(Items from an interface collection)
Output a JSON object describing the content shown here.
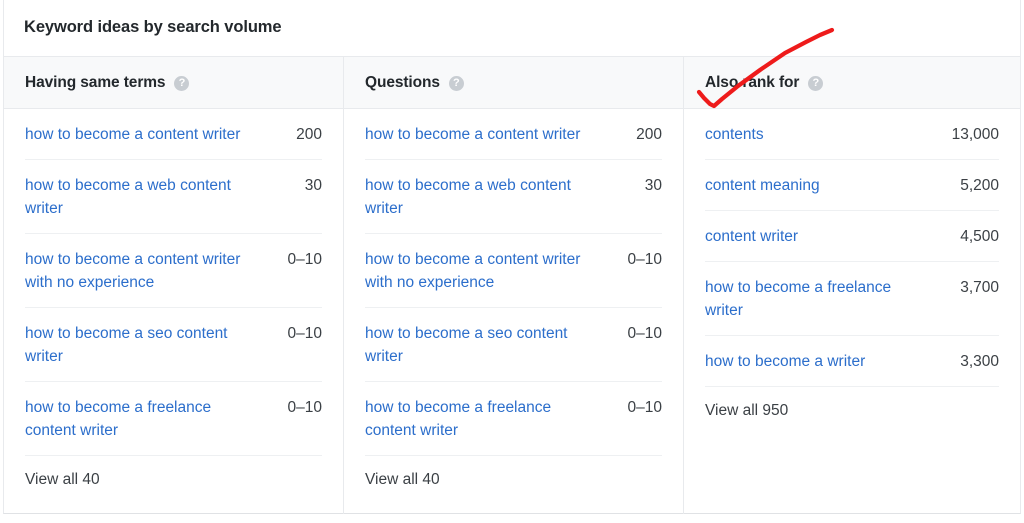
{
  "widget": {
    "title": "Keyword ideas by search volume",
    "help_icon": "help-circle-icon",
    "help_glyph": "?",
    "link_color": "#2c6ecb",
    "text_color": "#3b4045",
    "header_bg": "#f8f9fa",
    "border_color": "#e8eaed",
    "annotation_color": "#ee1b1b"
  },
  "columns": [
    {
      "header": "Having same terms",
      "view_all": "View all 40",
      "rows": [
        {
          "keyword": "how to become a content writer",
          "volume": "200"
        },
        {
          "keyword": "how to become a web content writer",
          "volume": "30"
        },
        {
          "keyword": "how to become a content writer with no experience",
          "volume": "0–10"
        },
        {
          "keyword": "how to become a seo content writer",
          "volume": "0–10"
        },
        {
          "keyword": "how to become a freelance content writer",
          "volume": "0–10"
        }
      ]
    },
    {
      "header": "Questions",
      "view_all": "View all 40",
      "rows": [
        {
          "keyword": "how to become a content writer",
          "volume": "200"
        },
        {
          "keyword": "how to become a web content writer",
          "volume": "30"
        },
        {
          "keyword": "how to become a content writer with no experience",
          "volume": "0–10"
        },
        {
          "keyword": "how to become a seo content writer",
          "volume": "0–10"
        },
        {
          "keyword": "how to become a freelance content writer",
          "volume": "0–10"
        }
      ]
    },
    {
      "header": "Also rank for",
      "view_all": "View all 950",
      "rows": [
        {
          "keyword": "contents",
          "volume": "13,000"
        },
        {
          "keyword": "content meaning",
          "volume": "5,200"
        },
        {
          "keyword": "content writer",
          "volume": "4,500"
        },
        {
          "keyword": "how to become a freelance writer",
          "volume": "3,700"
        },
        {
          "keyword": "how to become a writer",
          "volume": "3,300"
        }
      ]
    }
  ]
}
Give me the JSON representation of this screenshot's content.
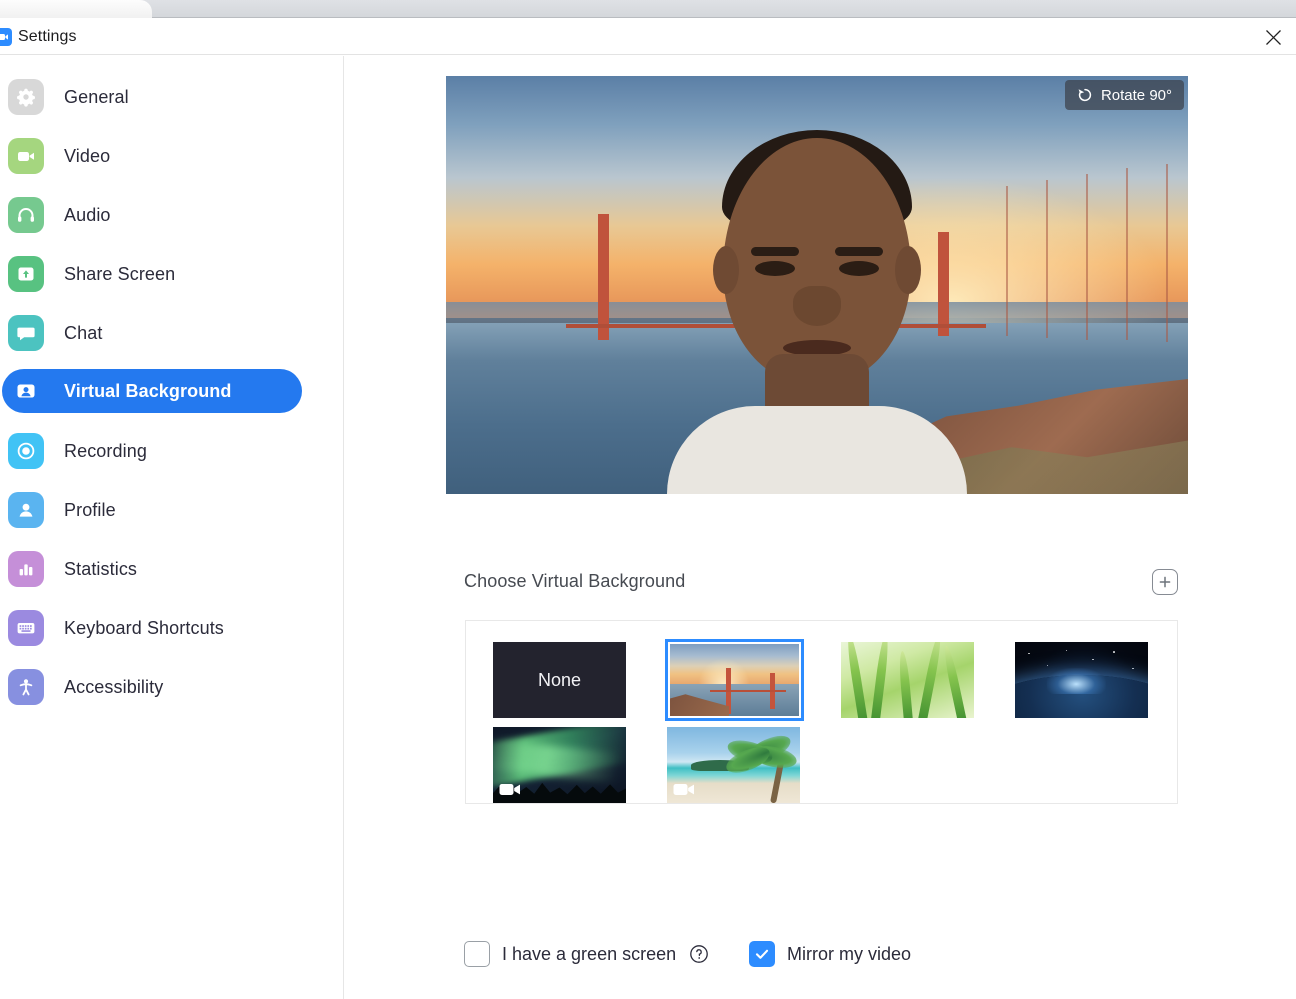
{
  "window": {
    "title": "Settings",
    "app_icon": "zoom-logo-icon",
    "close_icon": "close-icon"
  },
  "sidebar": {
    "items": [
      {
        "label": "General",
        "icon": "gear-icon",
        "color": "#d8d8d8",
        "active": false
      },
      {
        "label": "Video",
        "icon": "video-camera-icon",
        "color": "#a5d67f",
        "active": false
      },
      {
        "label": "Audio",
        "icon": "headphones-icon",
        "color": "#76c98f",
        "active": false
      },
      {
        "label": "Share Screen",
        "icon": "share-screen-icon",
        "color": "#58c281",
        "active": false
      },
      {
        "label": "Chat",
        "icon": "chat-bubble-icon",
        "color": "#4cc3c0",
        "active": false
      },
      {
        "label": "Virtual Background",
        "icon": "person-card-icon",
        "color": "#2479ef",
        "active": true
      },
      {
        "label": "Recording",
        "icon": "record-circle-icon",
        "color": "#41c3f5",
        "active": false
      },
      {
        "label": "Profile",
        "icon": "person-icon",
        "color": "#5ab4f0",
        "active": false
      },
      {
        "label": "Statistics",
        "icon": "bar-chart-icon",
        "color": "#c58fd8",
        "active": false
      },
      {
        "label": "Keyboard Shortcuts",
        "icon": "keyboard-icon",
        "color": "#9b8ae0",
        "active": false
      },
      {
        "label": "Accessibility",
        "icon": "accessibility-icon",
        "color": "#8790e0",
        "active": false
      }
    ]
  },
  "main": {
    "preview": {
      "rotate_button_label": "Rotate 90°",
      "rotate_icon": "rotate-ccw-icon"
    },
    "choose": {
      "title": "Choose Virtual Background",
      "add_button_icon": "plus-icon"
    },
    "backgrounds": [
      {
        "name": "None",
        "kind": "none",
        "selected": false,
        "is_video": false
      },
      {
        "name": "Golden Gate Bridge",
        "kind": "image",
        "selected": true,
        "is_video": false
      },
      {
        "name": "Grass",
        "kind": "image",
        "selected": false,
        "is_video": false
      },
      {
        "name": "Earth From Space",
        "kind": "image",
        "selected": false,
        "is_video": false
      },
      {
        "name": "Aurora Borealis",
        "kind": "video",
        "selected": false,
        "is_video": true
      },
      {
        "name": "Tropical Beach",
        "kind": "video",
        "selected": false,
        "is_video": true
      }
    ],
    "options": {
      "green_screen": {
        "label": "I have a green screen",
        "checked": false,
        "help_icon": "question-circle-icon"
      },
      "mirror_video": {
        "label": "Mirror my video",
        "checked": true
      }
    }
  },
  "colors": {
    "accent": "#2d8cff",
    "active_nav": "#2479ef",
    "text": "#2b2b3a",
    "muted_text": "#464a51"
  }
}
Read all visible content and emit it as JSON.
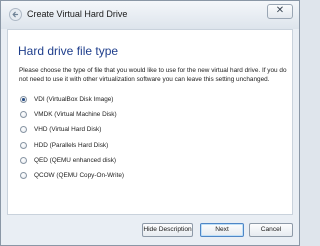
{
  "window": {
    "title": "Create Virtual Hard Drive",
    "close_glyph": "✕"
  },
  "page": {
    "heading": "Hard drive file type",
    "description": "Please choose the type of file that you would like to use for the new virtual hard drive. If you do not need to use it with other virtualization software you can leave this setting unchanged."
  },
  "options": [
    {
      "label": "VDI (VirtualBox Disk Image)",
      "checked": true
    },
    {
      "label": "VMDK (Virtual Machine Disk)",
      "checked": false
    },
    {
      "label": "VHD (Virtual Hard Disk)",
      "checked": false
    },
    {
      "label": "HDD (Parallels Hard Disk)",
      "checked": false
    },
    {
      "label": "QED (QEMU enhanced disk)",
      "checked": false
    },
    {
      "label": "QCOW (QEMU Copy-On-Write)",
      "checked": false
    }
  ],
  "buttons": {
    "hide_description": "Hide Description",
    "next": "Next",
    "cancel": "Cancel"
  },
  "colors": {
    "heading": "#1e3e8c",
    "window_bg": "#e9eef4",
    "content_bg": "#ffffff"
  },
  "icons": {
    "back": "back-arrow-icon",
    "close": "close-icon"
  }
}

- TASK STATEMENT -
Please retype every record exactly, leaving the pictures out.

- ANSWER TO THIS EXERCISE -
Output a JSON object describing the content shown here.
{
  "widget": {
    "title": "Keyword ideas by search volume",
    "help_icon": "help-circle-icon",
    "help_glyph": "?",
    "link_color": "#2c6ecb",
    "text_color": "#3b4045",
    "header_bg": "#f8f9fa",
    "border_color": "#e8eaed",
    "annotation_color": "#ee1b1b"
  },
  "columns": [
    {
      "header": "Having same terms",
      "view_all": "View all 40",
      "rows": [
        {
          "keyword": "how to become a content writer",
          "volume": "200"
        },
        {
          "keyword": "how to become a web content writer",
          "volume": "30"
        },
        {
          "keyword": "how to become a content writer with no experience",
          "volume": "0–10"
        },
        {
          "keyword": "how to become a seo content writer",
          "volume": "0–10"
        },
        {
          "keyword": "how to become a freelance content writer",
          "volume": "0–10"
        }
      ]
    },
    {
      "header": "Questions",
      "view_all": "View all 40",
      "rows": [
        {
          "keyword": "how to become a content writer",
          "volume": "200"
        },
        {
          "keyword": "how to become a web content writer",
          "volume": "30"
        },
        {
          "keyword": "how to become a content writer with no experience",
          "volume": "0–10"
        },
        {
          "keyword": "how to become a seo content writer",
          "volume": "0–10"
        },
        {
          "keyword": "how to become a freelance content writer",
          "volume": "0–10"
        }
      ]
    },
    {
      "header": "Also rank for",
      "view_all": "View all 950",
      "rows": [
        {
          "keyword": "contents",
          "volume": "13,000"
        },
        {
          "keyword": "content meaning",
          "volume": "5,200"
        },
        {
          "keyword": "content writer",
          "volume": "4,500"
        },
        {
          "keyword": "how to become a freelance writer",
          "volume": "3,700"
        },
        {
          "keyword": "how to become a writer",
          "volume": "3,300"
        }
      ]
    }
  ]
}
Give me the JSON representation of this screenshot's content.
{
  "window": {
    "title": "Settings",
    "app_icon": "zoom-logo-icon",
    "close_icon": "close-icon"
  },
  "sidebar": {
    "items": [
      {
        "label": "General",
        "icon": "gear-icon",
        "color": "#d8d8d8",
        "active": false
      },
      {
        "label": "Video",
        "icon": "video-camera-icon",
        "color": "#a5d67f",
        "active": false
      },
      {
        "label": "Audio",
        "icon": "headphones-icon",
        "color": "#76c98f",
        "active": false
      },
      {
        "label": "Share Screen",
        "icon": "share-screen-icon",
        "color": "#58c281",
        "active": false
      },
      {
        "label": "Chat",
        "icon": "chat-bubble-icon",
        "color": "#4cc3c0",
        "active": false
      },
      {
        "label": "Virtual Background",
        "icon": "person-card-icon",
        "color": "#2479ef",
        "active": true
      },
      {
        "label": "Recording",
        "icon": "record-circle-icon",
        "color": "#41c3f5",
        "active": false
      },
      {
        "label": "Profile",
        "icon": "person-icon",
        "color": "#5ab4f0",
        "active": false
      },
      {
        "label": "Statistics",
        "icon": "bar-chart-icon",
        "color": "#c58fd8",
        "active": false
      },
      {
        "label": "Keyboard Shortcuts",
        "icon": "keyboard-icon",
        "color": "#9b8ae0",
        "active": false
      },
      {
        "label": "Accessibility",
        "icon": "accessibility-icon",
        "color": "#8790e0",
        "active": false
      }
    ]
  },
  "main": {
    "preview": {
      "rotate_button_label": "Rotate 90°",
      "rotate_icon": "rotate-ccw-icon"
    },
    "choose": {
      "title": "Choose Virtual Background",
      "add_button_icon": "plus-icon"
    },
    "backgrounds": [
      {
        "name": "None",
        "kind": "none",
        "selected": false,
        "is_video": false
      },
      {
        "name": "Golden Gate Bridge",
        "kind": "image",
        "selected": true,
        "is_video": false
      },
      {
        "name": "Grass",
        "kind": "image",
        "selected": false,
        "is_video": false
      },
      {
        "name": "Earth From Space",
        "kind": "image",
        "selected": false,
        "is_video": false
      },
      {
        "name": "Aurora Borealis",
        "kind": "video",
        "selected": false,
        "is_video": true
      },
      {
        "name": "Tropical Beach",
        "kind": "video",
        "selected": false,
        "is_video": true
      }
    ],
    "options": {
      "green_screen": {
        "label": "I have a green screen",
        "checked": false,
        "help_icon": "question-circle-icon"
      },
      "mirror_video": {
        "label": "Mirror my video",
        "checked": true
      }
    }
  },
  "colors": {
    "accent": "#2d8cff",
    "active_nav": "#2479ef",
    "text": "#2b2b3a",
    "muted_text": "#464a51"
  }
}
Read all visible content and emit it as JSON.
{
  "window": {
    "title": "Create Virtual Hard Drive",
    "close_glyph": "✕"
  },
  "page": {
    "heading": "Hard drive file type",
    "description": "Please choose the type of file that you would like to use for the new virtual hard drive. If you do not need to use it with other virtualization software you can leave this setting unchanged."
  },
  "options": [
    {
      "label": "VDI (VirtualBox Disk Image)",
      "checked": true
    },
    {
      "label": "VMDK (Virtual Machine Disk)",
      "checked": false
    },
    {
      "label": "VHD (Virtual Hard Disk)",
      "checked": false
    },
    {
      "label": "HDD (Parallels Hard Disk)",
      "checked": false
    },
    {
      "label": "QED (QEMU enhanced disk)",
      "checked": false
    },
    {
      "label": "QCOW (QEMU Copy-On-Write)",
      "checked": false
    }
  ],
  "buttons": {
    "hide_description": "Hide Description",
    "next": "Next",
    "cancel": "Cancel"
  },
  "colors": {
    "heading": "#1e3e8c",
    "window_bg": "#e9eef4",
    "content_bg": "#ffffff"
  },
  "icons": {
    "back": "back-arrow-icon",
    "close": "close-icon"
  }
}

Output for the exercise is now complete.